I use the two-piece, self-sealing lid system when I home can. I use metal canning jar lids with rubber seals, and metal, threaded bands to hold the lids in place. The sweetest sound you can hear when you’re canning fruits and vegetables is the pinging of the metal lids. When the processing is over, I remove the jars from the canner and set them on towels spread out on my counters. I then cover them with additional towels. The towels help hold the heat in, and keep the drafts off the hot glass. Then, as the jars cool, I wait to hear the pings. Those noises tell me the metal lid on each canning jar has sealed. What causes the pings? As each jar cools down, a vacuum forms inside. It pulls the lid down tight against the glass and seals it in place. Sometimes a canned jar doesn’t ping/seal, and that tells you something went wrong. There are common causes why your lids won’t seal when you’re home canning.
1. Improper Use of Canning Jar Lids
Read and follow the preparation instructions on the boxes of the metal lids. Different brands of lids require different preheating times. The rubber seals on the lids mold to the shapes of the jar rims so they seal. Once they’ve been used, they can’t be reused.
2. Using Damaged Rings
The metal rings, which hold the lids in place during the canning process, can be used over and over again. However, rusty or bent rings can prevent your lids from sealing properly. Inspect used rings and replace them as needed.
3. Tightening the Metal Rings Too Much
When you screw the ring down onto the canning jar lid, tighten it only hand-tight, according to the University of California Cooperative Extension. If you overtighten the ring, the air can’t escape. Don’t re-tighten the rings after you have processed the jars, either.
4. Using Damaged Canning Jars
Another common cause why your lids won’t seal is that you’ve used jars that have nicks or cracks in them, especially around the rim. Damaged jars don’t allow air-tight seals to be formed during the home canning process.
5. Using Non-Standard Canning Jars
The best choice for home canning is to use conventional, Mason-type jars, according to the Michigan State University Extension. If you re-use mayonnaise or pickle jars, for example, you run the risk of your lids not sealing. (You also risk jars breaking.) Non-standard jars such as these don’t always have thick enough rims or deep threads to ensure a good seal.
6. Messy Rims On Canning Jars
After I fill my canning jars, I use a clean, damp dish cloth to clean off each rim.
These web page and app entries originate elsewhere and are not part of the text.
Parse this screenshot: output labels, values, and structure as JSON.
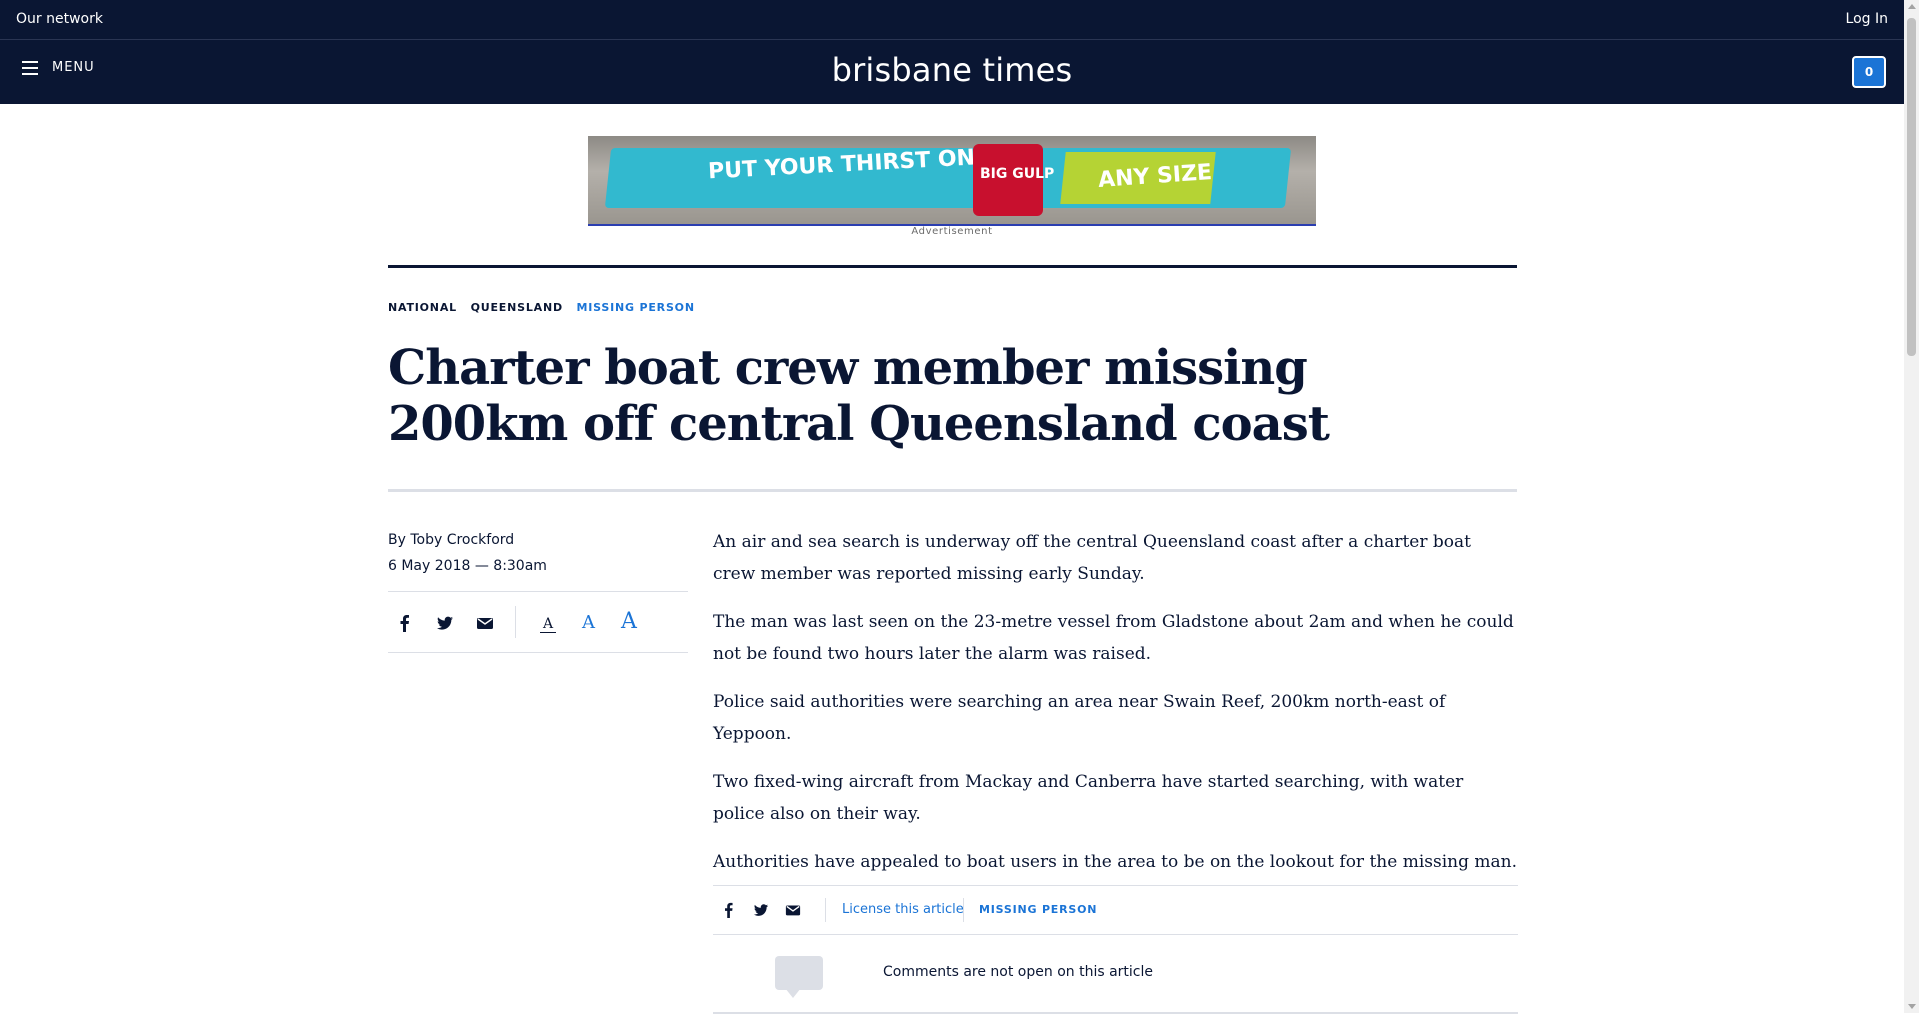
{
  "topbar": {
    "network_label": "Our network",
    "login_label": "Log In"
  },
  "header": {
    "menu_label": "MENU",
    "logo_text": "brisbane times",
    "cart_count": "0"
  },
  "ad": {
    "label": "Advertisement",
    "banner_text": "PUT YOUR THIRST ON ICE.",
    "cup_text": "BIG GULP",
    "green_text": "ANY SIZE"
  },
  "article": {
    "breadcrumbs": [
      "NATIONAL",
      "QUEENSLAND",
      "MISSING PERSON"
    ],
    "headline": "Charter boat crew member missing 200km off central Queensland coast",
    "byline": "By Toby Crockford",
    "date": "6 May 2018 — 8:30am",
    "paragraphs": [
      "An air and sea search is underway off the central Queensland coast after a charter boat crew member was reported missing early Sunday.",
      "The man was last seen on the 23-metre vessel from Gladstone about 2am and when he could not be found two hours later the alarm was raised.",
      "Police said authorities were searching an area near Swain Reef, 200km north-east of Yeppoon.",
      "Two fixed-wing aircraft from Mackay and Canberra have started searching, with water police also on their way.",
      "Authorities have appealed to boat users in the area to be on the lookout for the missing man."
    ],
    "font_size_label": "A"
  },
  "footer": {
    "license_label": "License this article",
    "tag_label": "MISSING PERSON",
    "comments_text": "Comments are not open on this article"
  },
  "colors": {
    "navy": "#0a1633",
    "accent_blue": "#1b74d6",
    "rule_gray": "#dcdfe6"
  },
  "icons": [
    "menu-icon",
    "facebook-icon",
    "twitter-icon",
    "email-icon",
    "comment-bubble-icon"
  ]
}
This prevents any food that may have spilled onto the rims from interfering with the lids sealing. Even the smallest food particles can keep the lids from sealing properly.